Willem II van Haecht, The Cabinet of Cornelis van der Geest, 1628. (Antwerp, Rubenshuis, detail)
Art and Knowledge
Art and Knowledge in Pre–Modern Europe
This Research Group investigated how artists invented and appropriated, conceived and categorized, and transmitted and circulated knowledge in the visual and decorative arts in the premodern period. Did they distinguish artists’ knowledge from other types of knowledge, and if so, what kind of knowledge did they consider within their remit? How did the epistemic requirements for artists change between 1350 and 1750? Was this connected to the training and education of artists and to art theory? How was knowledge shared between artists and patrons, and what role did knowledge play in the collecting of art?
The production of objects of art is based on diverse fields of knowledge, from history to theology, from knowledge of materials and techniques to mathematics, from natural history to anatomy, from optics to alchemy. This Research Group worked on an epistemic history of art that focused on the mediation of the circulation of knowledge within the artists' workshop and beyond as it traveled in other domains more familiar to historians of science, medicine, and technology. By focusing on the epistemic dimensions of the production and consumption of art this project readdressed the long-standing question in the history of science of the contribution of the arts to the emergence of early modern science.
The Research Group considered both the visual and the decorative arts. The main characteristic of its approach lay in dealing with material objects, paintings, and other visual depictions not primarily as images, but as processes. The study of the sources requires expertise in different domains, from technical art history to history of science and technology, history of art, and art theory. The Research Group linked the Max Planck Institute for the History of Science with the Institute for Art History at the Freie Universität Berlin. This connection was part of the cooperation in the history of knowledge between the Max Planck Institute for the History of Science and the three main universities in the German capital—the Freie Universität Berlin, the Humboldt-Universität zu Berlin, and the Technische Universität Berlin.
Sven Dupré, Research Group Director to the MPRG Art and Knowledge in Pre-Modern Europe, was appointed Professor and Chair of History of Art, Science and Technology at Utrecht University as of September 2015, and the Research Group ended.

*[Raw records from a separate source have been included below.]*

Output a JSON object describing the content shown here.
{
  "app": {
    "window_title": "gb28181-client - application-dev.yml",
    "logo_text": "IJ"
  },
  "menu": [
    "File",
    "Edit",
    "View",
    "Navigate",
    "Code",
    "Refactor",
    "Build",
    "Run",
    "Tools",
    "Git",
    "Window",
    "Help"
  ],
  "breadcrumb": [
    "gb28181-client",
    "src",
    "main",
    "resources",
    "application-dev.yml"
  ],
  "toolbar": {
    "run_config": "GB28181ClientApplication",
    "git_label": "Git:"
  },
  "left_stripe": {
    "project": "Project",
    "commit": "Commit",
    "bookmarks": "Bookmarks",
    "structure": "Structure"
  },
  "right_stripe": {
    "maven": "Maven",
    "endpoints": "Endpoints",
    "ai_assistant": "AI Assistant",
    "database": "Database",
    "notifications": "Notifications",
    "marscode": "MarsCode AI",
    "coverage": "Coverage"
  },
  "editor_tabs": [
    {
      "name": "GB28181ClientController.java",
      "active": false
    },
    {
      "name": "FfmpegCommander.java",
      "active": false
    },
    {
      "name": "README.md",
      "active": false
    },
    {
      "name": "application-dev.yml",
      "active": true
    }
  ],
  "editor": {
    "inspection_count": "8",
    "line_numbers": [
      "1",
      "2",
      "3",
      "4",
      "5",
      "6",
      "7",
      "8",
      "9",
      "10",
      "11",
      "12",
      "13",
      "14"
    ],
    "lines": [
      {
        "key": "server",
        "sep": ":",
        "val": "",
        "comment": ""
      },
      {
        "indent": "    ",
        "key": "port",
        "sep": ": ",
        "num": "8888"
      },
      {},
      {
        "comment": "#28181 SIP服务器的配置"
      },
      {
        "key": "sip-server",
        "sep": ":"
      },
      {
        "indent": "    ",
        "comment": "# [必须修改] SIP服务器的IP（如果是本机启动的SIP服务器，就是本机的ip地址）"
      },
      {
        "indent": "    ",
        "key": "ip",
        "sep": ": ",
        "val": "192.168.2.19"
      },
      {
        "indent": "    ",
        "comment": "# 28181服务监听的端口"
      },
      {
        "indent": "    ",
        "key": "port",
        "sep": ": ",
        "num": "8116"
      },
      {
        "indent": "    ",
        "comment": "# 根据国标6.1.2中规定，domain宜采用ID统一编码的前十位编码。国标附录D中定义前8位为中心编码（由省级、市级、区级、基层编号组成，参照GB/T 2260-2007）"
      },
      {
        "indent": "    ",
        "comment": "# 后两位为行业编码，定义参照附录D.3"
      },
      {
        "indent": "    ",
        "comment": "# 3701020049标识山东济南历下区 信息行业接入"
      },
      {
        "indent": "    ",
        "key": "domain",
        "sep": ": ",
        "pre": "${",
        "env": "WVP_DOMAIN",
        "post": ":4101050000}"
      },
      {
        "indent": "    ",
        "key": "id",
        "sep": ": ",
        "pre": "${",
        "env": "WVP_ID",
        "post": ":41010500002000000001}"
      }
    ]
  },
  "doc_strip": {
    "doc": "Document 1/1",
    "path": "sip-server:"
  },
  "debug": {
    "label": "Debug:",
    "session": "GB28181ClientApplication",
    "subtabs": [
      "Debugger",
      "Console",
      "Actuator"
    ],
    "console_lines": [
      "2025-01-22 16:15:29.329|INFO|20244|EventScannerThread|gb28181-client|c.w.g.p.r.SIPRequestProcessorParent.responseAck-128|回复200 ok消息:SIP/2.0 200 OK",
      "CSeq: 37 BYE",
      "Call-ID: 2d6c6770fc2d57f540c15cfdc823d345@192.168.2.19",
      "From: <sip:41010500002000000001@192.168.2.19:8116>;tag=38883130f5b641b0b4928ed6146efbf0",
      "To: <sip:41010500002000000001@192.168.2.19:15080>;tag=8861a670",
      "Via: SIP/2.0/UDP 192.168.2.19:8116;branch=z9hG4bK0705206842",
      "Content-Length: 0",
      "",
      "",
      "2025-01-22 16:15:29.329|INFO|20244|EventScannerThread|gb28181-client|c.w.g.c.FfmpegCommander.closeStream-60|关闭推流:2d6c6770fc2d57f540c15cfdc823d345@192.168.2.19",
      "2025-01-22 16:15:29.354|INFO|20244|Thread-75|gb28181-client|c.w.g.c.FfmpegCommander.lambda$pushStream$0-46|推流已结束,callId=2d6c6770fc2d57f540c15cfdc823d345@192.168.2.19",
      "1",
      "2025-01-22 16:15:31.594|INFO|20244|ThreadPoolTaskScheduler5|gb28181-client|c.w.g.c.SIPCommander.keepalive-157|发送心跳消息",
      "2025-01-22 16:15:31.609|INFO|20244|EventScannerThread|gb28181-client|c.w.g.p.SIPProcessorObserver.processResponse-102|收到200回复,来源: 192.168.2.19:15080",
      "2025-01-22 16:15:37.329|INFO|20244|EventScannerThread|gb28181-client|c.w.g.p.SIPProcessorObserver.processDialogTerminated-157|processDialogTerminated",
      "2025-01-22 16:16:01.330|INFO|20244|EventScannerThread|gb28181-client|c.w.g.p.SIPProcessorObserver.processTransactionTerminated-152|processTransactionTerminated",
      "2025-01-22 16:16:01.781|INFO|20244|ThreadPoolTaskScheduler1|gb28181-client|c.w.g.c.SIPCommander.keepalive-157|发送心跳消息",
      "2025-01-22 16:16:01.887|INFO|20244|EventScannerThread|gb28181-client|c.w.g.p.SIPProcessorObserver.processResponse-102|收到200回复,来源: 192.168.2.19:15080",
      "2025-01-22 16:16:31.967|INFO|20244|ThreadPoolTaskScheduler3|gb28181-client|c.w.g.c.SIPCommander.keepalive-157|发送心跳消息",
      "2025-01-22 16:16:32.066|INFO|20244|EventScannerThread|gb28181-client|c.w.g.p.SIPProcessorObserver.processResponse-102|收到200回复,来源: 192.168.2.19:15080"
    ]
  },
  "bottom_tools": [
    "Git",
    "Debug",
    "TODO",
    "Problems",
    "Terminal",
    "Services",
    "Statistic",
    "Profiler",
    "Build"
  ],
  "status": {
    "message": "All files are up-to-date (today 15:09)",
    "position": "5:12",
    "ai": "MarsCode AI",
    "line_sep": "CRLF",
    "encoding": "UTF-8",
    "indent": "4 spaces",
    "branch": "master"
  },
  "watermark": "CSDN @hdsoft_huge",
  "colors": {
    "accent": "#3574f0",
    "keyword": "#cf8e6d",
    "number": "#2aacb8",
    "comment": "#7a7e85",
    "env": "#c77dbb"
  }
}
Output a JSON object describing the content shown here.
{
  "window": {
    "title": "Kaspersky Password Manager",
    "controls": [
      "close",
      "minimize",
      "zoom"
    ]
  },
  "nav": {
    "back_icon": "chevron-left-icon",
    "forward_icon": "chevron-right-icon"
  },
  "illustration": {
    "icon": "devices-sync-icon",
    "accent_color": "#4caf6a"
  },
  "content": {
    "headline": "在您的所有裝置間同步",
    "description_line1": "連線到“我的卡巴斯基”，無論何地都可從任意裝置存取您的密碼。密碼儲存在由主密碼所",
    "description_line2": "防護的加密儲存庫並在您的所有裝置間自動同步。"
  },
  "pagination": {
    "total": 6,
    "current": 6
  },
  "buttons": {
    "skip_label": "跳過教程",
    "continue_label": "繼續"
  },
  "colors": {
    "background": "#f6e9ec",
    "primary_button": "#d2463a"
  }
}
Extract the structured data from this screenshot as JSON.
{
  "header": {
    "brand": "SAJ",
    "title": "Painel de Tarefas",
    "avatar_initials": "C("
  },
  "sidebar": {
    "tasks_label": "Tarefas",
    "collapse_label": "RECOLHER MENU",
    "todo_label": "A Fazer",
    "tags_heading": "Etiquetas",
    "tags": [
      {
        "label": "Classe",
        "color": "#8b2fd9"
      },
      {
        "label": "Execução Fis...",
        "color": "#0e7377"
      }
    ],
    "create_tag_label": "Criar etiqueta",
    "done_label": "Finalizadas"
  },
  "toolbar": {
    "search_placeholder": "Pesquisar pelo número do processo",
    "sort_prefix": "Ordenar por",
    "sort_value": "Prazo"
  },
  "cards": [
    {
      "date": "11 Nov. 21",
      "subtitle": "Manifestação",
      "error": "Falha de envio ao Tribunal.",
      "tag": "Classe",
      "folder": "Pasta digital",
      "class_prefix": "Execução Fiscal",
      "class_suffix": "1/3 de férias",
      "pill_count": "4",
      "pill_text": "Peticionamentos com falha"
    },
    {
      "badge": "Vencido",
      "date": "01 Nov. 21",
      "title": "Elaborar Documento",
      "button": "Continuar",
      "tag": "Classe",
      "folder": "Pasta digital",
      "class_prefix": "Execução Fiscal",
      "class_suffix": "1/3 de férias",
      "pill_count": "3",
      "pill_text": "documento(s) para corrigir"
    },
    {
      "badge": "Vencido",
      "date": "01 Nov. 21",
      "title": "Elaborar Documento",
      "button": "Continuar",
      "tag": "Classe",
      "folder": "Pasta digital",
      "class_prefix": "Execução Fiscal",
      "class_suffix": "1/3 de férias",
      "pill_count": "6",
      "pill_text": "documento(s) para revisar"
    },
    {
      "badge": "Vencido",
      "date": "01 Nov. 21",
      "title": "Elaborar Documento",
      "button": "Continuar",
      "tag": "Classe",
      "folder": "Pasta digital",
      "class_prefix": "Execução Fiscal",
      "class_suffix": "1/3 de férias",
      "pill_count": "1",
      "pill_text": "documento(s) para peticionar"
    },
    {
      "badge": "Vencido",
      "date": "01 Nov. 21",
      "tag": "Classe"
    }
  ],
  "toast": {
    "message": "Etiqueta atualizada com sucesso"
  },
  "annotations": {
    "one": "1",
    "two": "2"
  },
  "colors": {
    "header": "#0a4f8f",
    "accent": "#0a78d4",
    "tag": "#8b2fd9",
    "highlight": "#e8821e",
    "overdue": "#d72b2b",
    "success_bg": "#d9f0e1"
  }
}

Please contact Sven Dupré at email@example.com if you have any questions about the group’s research projects.